In attacking Omar and the other members of Congress, Trump said they ought to focus on fixing foreign governments that are among “the worst, most corrupt and inept anywhere in the world.” He almost certainly had Somalia in mind.
The Trump administration is far from cutting Somalia loose. Under Trump, U.S. policy is a variant of what it has long been – providing aid and killing militants.
The U.S. has been a major donor to Somalia for many years, providing more than $3 billion in humanitarian aid since 2006, according to the State Department. As the Washington Post reported last month, it sent another $400 million last year, and it just reopened an office of the U.S. Agency for International Development, or USAID, that had been closed since 1991.
Under Trump, the U.S. also has loosened rules of military engagement, and drone strikes against the Shabab militant group have increased steadily. After launching 47 strikes in 2018, there were 44 in the first six months of this year, attacks that have killed nearly 300 people so far. In addition, the U.S. has about 500 troops on the ground in Somalia. So despite the “America first” rhetoric, Trump hasn’t exactly disengaged. And he apparently hasn’t come up with any better ideas.
Another hungry season appears to be coming to Somalia.

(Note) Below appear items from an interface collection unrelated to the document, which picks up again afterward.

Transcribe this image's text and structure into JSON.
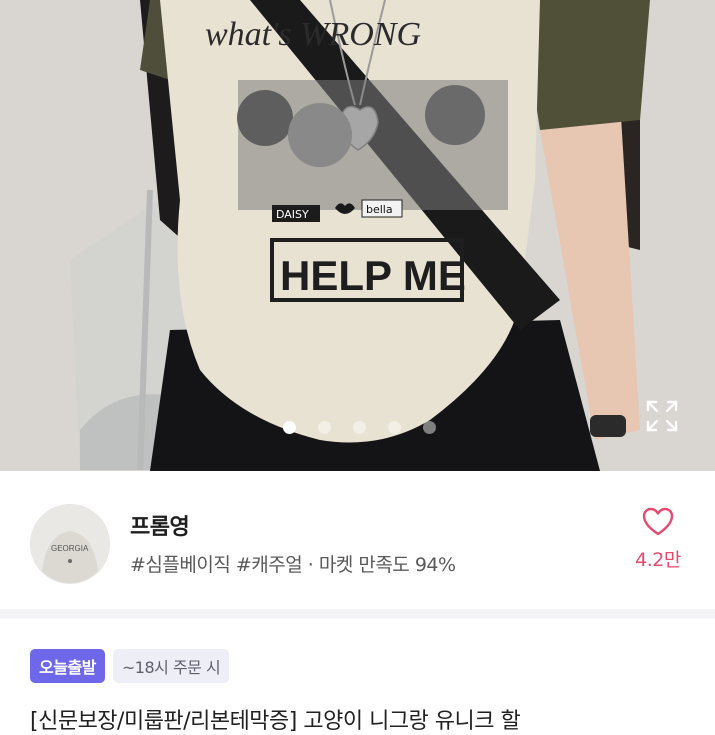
{
  "hero": {
    "shirt_text_top": "what's WRONG",
    "shirt_text_help": "HELP ME",
    "shirt_label_daisy": "DAISY",
    "shirt_label_bella": "bella",
    "carousel_total": 5,
    "carousel_active": 1,
    "expand_icon": "expand-icon"
  },
  "shop": {
    "name": "프롬영",
    "tags": "#심플베이직 #캐주얼 · 마켓 만족도 94%",
    "like_icon": "heart-icon",
    "like_count": "4.2만",
    "avatar_text": "GEORGIA"
  },
  "badges": {
    "today_ship": "오늘출발",
    "order_deadline": "~18시 주문 시"
  },
  "product": {
    "title": "[신문보장/미룹판/리본테막증] 고양이 니그랑 유니크 할"
  },
  "colors": {
    "accent_purple": "#6f67e9",
    "heart_pink": "#e84a6f"
  }
}
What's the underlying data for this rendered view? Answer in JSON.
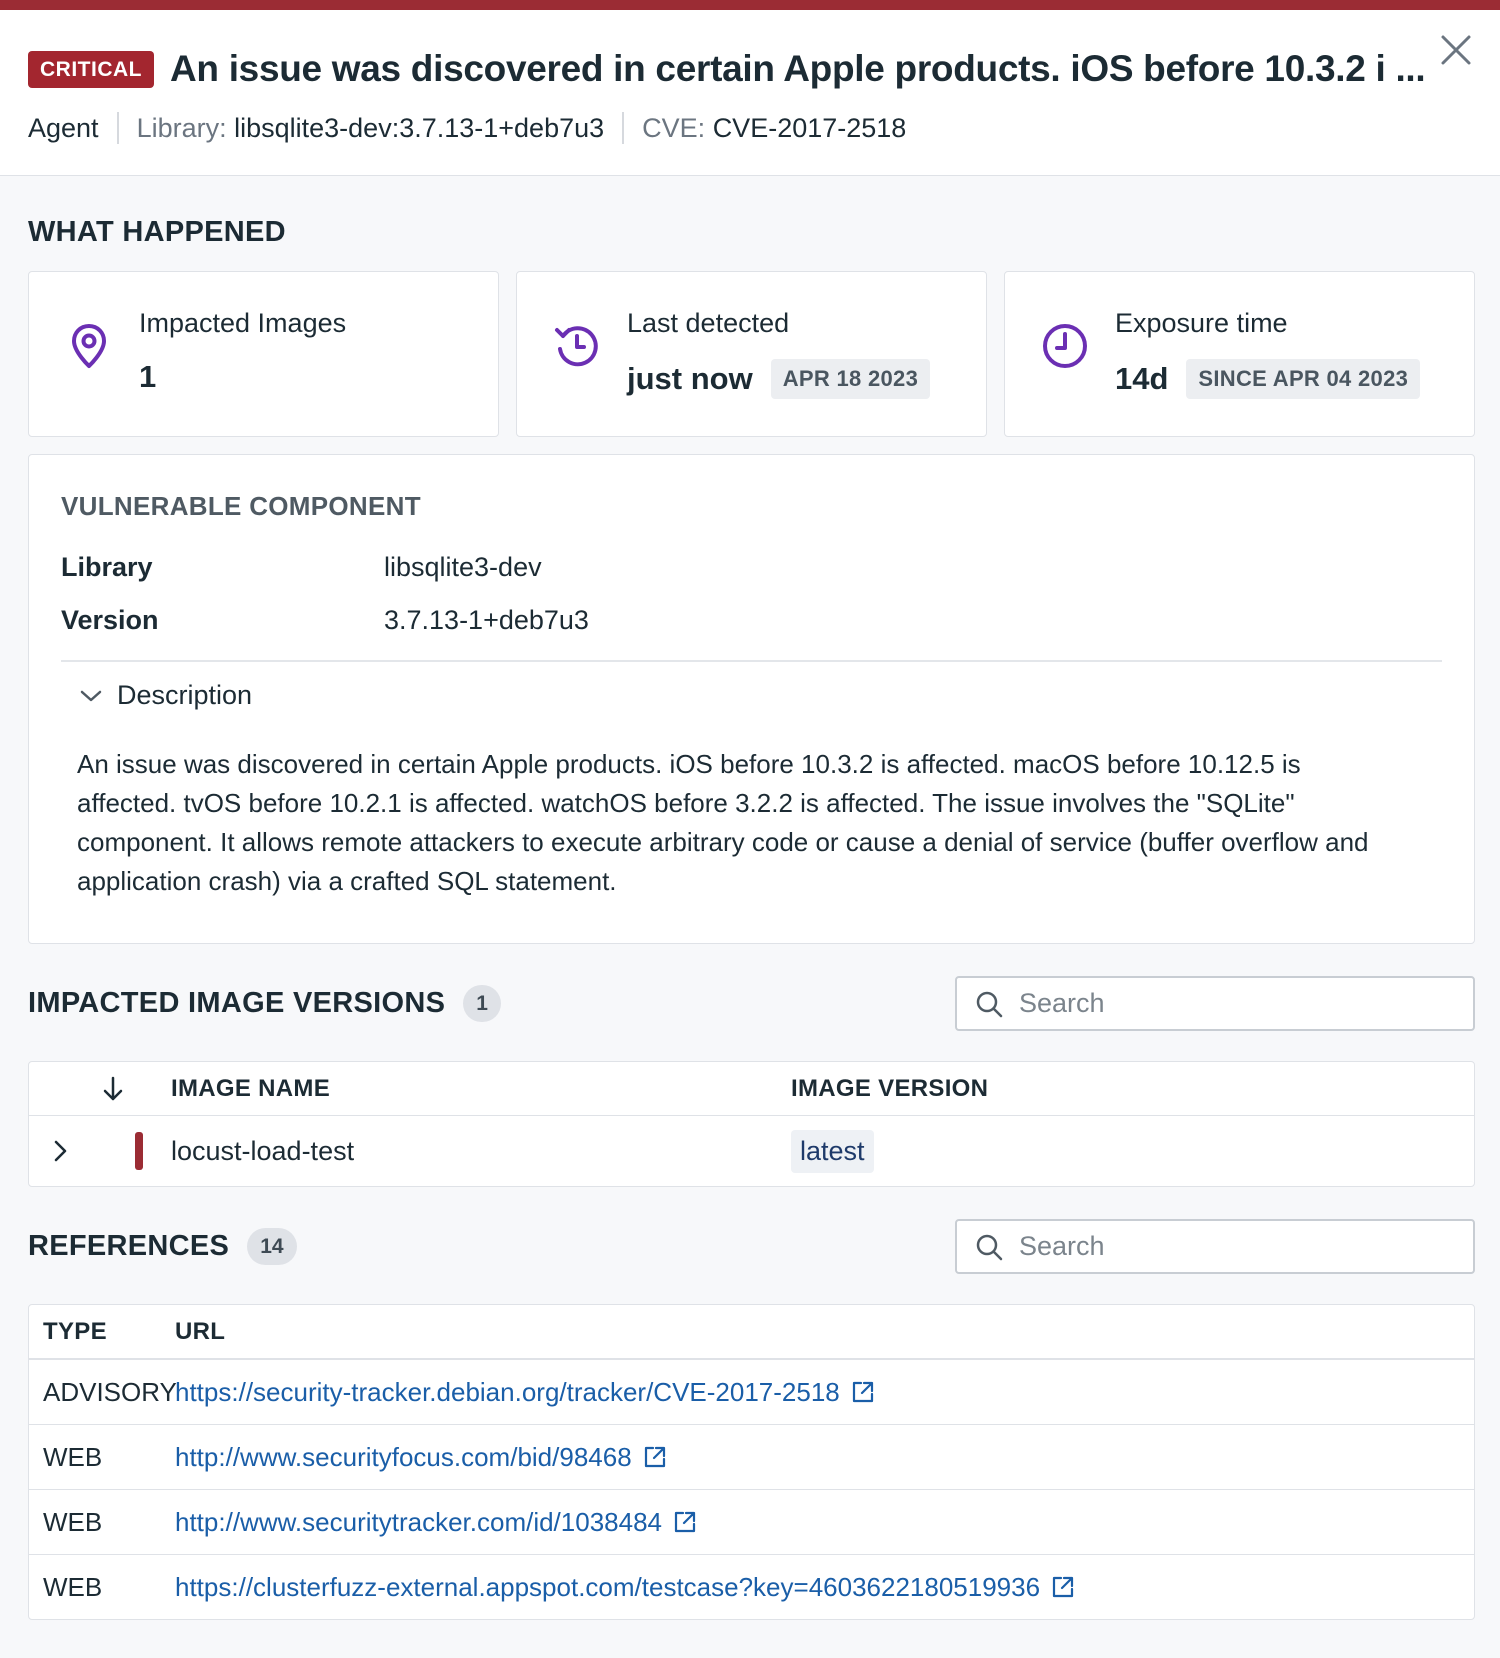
{
  "header": {
    "severity": "CRITICAL",
    "title": "An issue was discovered in certain Apple products. iOS before 10.3.2 i ...",
    "source": "Agent",
    "library_key": "Library:",
    "library_value": "libsqlite3-dev:3.7.13-1+deb7u3",
    "cve_key": "CVE:",
    "cve_value": "CVE-2017-2518"
  },
  "what_happened": {
    "title": "WHAT HAPPENED",
    "impacted": {
      "label": "Impacted Images",
      "value": "1",
      "icon": "location-pin-icon"
    },
    "last_detected": {
      "label": "Last detected",
      "value": "just now",
      "date": "APR 18 2023",
      "icon": "history-clock-icon"
    },
    "exposure": {
      "label": "Exposure time",
      "value": "14d",
      "since": "SINCE APR 04 2023",
      "icon": "clock-icon"
    }
  },
  "component": {
    "title": "VULNERABLE COMPONENT",
    "library_label": "Library",
    "library_value": "libsqlite3-dev",
    "version_label": "Version",
    "version_value": "3.7.13-1+deb7u3",
    "description_label": "Description",
    "description": "An issue was discovered in certain Apple products. iOS before 10.3.2 is affected. macOS before 10.12.5 is affected. tvOS before 10.2.1 is affected. watchOS before 3.2.2 is affected. The issue involves the \"SQLite\" component. It allows remote attackers to execute arbitrary code or cause a denial of service (buffer overflow and application crash) via a crafted SQL statement."
  },
  "impacted_versions": {
    "title": "IMPACTED IMAGE VERSIONS",
    "count": "1",
    "search_placeholder": "Search",
    "col_name": "IMAGE NAME",
    "col_version": "IMAGE VERSION",
    "rows": [
      {
        "name": "locust-load-test",
        "version": "latest"
      }
    ]
  },
  "references": {
    "title": "REFERENCES",
    "count": "14",
    "search_placeholder": "Search",
    "col_type": "TYPE",
    "col_url": "URL",
    "rows": [
      {
        "type": "ADVISORY",
        "url": "https://security-tracker.debian.org/tracker/CVE-2017-2518"
      },
      {
        "type": "WEB",
        "url": "http://www.securityfocus.com/bid/98468"
      },
      {
        "type": "WEB",
        "url": "http://www.securitytracker.com/id/1038484"
      },
      {
        "type": "WEB",
        "url": "https://clusterfuzz-external.appspot.com/testcase?key=4603622180519936"
      }
    ]
  },
  "colors": {
    "critical": "#a3262f",
    "accent_icon": "#6b2fb3",
    "link": "#1a5ea8"
  }
}
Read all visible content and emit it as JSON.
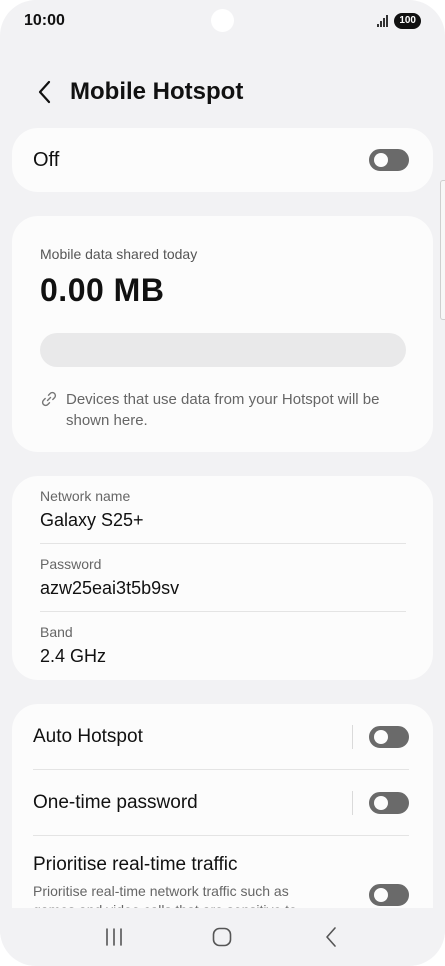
{
  "status_bar": {
    "time": "10:00",
    "battery": "100",
    "signal_icon": "signal-icon"
  },
  "header": {
    "back_icon": "chevron-left-icon",
    "title": "Mobile Hotspot"
  },
  "hotspot_toggle": {
    "label": "Off",
    "on": false
  },
  "data_usage": {
    "caption": "Mobile data shared today",
    "value": "0.00 MB",
    "fill_fraction": 0,
    "note_icon": "link-icon",
    "note": "Devices that use data from your Hotspot will be shown here."
  },
  "network": {
    "fields": [
      {
        "label": "Network name",
        "value": "Galaxy S25+"
      },
      {
        "label": "Password",
        "value": "azw25eai3t5b9sv"
      },
      {
        "label": "Band",
        "value": "2.4 GHz"
      }
    ]
  },
  "settings": {
    "auto_hotspot": {
      "label": "Auto Hotspot",
      "on": false
    },
    "one_time_password": {
      "label": "One-time password",
      "on": false
    },
    "prioritise": {
      "label": "Prioritise real-time traffic",
      "sub": "Prioritise real-time network traffic such as games and video calls that are sensitive to",
      "on": false
    }
  },
  "nav": {
    "recents_icon": "recents-icon",
    "home_icon": "home-icon",
    "back_icon": "back-icon"
  },
  "colors": {
    "background": "#f2f2f4",
    "card": "#fcfcfc",
    "toggle_off": "#6a6a6a"
  }
}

One better idea would be to acknowledge the role that climate change has in creating the misery, and work urgently to address it. That wouldn’t make everything better, and in the long run it might be nothing more than a Band-Aid. It’s one thing, however, this White House won’t do.